  • calcification;
  • coccolithophore;
  • haplo-diploidy;
  • heteromorphy;
  • life cycle;
  • open ocean

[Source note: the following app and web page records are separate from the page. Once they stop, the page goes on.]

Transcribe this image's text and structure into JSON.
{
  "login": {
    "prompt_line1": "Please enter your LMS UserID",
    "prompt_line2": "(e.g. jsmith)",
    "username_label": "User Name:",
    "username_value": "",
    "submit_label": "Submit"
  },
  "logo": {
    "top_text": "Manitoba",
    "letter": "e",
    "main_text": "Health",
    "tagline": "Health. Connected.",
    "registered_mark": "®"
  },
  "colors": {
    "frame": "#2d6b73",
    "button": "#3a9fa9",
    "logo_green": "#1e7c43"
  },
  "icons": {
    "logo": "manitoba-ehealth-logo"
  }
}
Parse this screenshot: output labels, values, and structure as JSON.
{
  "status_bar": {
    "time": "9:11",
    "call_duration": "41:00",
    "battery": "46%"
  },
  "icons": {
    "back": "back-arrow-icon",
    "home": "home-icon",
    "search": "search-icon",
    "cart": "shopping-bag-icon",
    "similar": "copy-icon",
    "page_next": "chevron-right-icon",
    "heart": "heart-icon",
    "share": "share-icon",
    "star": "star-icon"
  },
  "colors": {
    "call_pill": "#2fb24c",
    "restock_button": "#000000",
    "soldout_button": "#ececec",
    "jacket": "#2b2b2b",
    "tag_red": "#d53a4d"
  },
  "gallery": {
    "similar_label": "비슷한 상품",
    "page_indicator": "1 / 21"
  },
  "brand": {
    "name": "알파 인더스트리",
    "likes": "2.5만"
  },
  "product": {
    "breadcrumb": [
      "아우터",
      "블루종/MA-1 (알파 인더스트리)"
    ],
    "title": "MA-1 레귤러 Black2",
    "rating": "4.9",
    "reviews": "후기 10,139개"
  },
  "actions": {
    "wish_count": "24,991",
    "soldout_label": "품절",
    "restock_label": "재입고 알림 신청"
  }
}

Open oceanic calcification is mainly driven by unicellular organisms and in particular by eukaryotes such as coccolithophores and foraminifers. Open ocean microcalcifiers, like most planktonic protists, are characterized by extremely fast generation times and occasional sexual reproduction. Populations can alternate between diploid and haploid stages, which often build different kinds of cell covers. In the most important pelagic calcifiers, the coccolithophores, the diploid and haploid stages, which can self-replicate and grow independently, display radically different morphologies with different modes of calcification or even with the absence of calcification in at least one life cycle stage. Although life cycle strategies seem likely to fundamentally influence the where and when of open ocean calcification, this issue has yet to be seriously addressed in the natural environment. Here, we introduce a new morphogenetic method, “combined CaCO3 optical detection with fluorescent in situ hybridization,” or COD-FISH, which is based on a combination of TSA-FISH and polarized optical microscopy. This technique allows simultaneous assessment of the taxonomic and life cycle status of single coccolithophore cells collected from the ocean. We demonstrate the application of COD-FISH using both laboratory culture and field samples and discuss its potential value for assessing the ecology, biodiversity, population structure, and life cycles of coccolithophores and other open ocean unicellular calcifiers.